[Opening Source records section]
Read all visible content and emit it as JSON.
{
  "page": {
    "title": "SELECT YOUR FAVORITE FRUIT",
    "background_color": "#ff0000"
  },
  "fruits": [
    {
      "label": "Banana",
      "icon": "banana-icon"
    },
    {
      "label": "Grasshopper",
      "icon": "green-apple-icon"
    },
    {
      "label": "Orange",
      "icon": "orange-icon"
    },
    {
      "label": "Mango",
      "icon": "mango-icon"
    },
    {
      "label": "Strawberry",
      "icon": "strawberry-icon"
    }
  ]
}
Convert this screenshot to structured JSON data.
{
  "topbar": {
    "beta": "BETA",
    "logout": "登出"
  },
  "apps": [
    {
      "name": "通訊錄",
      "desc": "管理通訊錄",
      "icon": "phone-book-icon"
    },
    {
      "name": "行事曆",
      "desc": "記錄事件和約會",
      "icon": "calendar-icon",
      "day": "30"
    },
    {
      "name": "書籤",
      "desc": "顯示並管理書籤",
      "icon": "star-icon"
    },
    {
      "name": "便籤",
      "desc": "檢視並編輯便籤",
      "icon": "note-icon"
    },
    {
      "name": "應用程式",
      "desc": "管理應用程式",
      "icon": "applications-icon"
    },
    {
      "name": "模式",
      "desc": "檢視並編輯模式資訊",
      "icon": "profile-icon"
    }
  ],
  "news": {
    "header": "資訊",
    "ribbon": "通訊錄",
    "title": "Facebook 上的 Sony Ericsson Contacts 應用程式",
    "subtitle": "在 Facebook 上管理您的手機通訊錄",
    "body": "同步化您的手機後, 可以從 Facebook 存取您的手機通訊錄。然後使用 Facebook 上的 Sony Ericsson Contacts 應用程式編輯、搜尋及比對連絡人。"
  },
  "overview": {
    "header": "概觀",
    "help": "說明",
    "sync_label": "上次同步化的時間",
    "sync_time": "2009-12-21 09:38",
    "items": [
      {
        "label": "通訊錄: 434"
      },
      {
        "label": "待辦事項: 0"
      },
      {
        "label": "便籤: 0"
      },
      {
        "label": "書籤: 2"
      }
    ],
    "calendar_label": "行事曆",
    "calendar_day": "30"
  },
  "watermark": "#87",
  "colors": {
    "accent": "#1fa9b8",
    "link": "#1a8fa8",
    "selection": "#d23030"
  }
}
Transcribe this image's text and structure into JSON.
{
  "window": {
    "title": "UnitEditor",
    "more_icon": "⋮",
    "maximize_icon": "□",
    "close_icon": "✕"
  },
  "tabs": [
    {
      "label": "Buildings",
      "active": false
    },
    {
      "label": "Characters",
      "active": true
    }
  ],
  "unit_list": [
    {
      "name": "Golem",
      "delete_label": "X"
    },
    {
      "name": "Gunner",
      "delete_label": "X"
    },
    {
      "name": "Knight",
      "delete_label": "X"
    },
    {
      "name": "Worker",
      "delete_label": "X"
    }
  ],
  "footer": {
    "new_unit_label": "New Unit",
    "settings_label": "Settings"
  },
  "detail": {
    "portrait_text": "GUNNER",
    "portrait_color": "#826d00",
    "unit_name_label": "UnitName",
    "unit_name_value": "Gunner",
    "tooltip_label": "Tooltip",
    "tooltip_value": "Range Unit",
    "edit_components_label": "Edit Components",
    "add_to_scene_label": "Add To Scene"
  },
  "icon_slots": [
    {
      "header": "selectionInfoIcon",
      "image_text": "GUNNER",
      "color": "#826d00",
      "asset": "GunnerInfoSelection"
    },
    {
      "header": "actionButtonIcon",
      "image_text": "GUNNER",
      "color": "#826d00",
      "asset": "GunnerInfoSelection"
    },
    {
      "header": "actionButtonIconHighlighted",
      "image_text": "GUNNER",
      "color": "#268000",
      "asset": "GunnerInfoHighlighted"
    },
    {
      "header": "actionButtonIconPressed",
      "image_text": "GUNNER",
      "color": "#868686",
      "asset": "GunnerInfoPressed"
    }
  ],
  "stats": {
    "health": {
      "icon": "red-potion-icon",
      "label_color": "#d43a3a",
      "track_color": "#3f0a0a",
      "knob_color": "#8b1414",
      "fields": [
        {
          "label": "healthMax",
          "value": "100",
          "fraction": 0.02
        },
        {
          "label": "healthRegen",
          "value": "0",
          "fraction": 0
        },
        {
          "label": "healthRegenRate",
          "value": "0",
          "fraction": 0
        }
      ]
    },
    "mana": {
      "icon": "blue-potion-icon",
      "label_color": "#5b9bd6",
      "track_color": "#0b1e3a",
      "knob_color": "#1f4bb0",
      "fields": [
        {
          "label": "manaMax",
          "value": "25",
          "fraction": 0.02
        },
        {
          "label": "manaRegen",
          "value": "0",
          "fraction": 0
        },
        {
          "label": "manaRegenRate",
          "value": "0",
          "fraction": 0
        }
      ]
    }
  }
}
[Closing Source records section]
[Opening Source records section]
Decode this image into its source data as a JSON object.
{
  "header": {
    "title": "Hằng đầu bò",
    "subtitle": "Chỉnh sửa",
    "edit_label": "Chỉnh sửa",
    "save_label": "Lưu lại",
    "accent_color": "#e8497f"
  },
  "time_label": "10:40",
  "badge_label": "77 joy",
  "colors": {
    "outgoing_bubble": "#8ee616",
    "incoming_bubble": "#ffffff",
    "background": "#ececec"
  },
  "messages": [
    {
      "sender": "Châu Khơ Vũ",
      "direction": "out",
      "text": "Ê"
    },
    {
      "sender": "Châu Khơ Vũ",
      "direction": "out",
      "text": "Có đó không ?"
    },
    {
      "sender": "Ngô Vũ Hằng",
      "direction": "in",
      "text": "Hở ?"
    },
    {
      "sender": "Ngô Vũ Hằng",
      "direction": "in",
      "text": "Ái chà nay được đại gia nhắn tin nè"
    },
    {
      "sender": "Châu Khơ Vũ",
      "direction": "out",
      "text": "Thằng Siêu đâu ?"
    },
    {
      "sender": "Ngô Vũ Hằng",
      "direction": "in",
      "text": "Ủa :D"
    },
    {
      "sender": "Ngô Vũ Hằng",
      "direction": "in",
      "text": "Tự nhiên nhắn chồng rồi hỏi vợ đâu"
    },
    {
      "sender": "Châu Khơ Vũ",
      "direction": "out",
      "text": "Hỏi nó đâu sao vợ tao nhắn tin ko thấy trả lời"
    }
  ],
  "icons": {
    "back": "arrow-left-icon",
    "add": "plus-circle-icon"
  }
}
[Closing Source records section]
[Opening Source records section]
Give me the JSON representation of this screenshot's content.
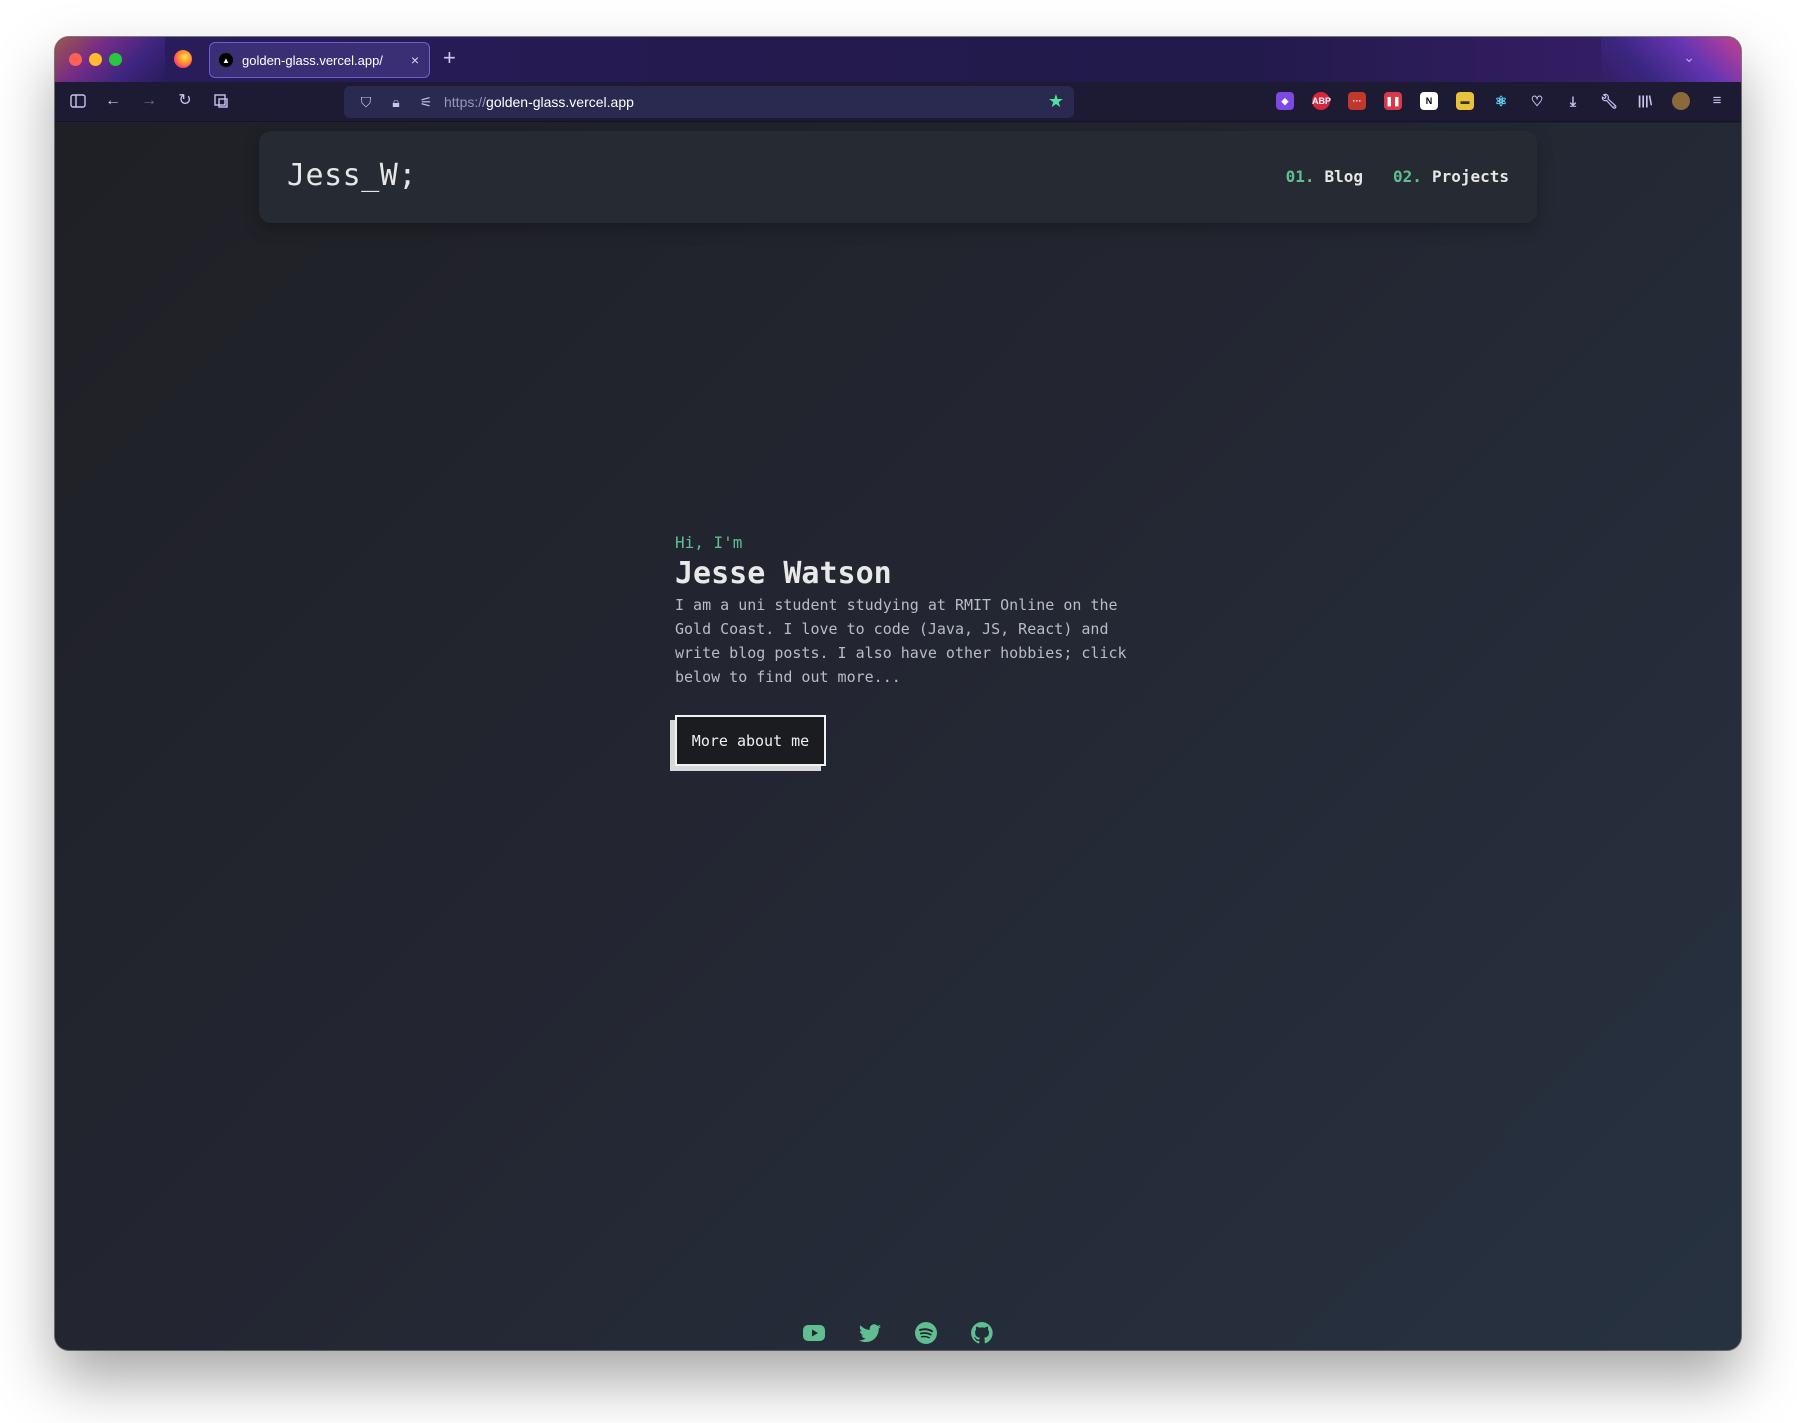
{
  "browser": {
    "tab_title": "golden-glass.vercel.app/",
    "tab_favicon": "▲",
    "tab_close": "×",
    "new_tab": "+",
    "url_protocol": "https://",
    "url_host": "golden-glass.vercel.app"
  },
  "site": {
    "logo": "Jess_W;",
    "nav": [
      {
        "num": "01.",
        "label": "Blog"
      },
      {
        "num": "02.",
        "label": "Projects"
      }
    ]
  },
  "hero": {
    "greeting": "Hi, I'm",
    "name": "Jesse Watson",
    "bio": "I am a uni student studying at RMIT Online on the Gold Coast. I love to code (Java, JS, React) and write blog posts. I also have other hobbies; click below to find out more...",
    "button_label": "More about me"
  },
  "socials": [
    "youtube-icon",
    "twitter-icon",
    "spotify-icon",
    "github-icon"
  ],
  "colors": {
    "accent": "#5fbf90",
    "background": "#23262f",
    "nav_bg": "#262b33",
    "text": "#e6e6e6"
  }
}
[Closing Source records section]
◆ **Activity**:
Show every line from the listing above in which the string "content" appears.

◆ **Solution to this exercise**:
Read all visible content and emit it as JSON.
Give me the JSON representation of this screenshot's content.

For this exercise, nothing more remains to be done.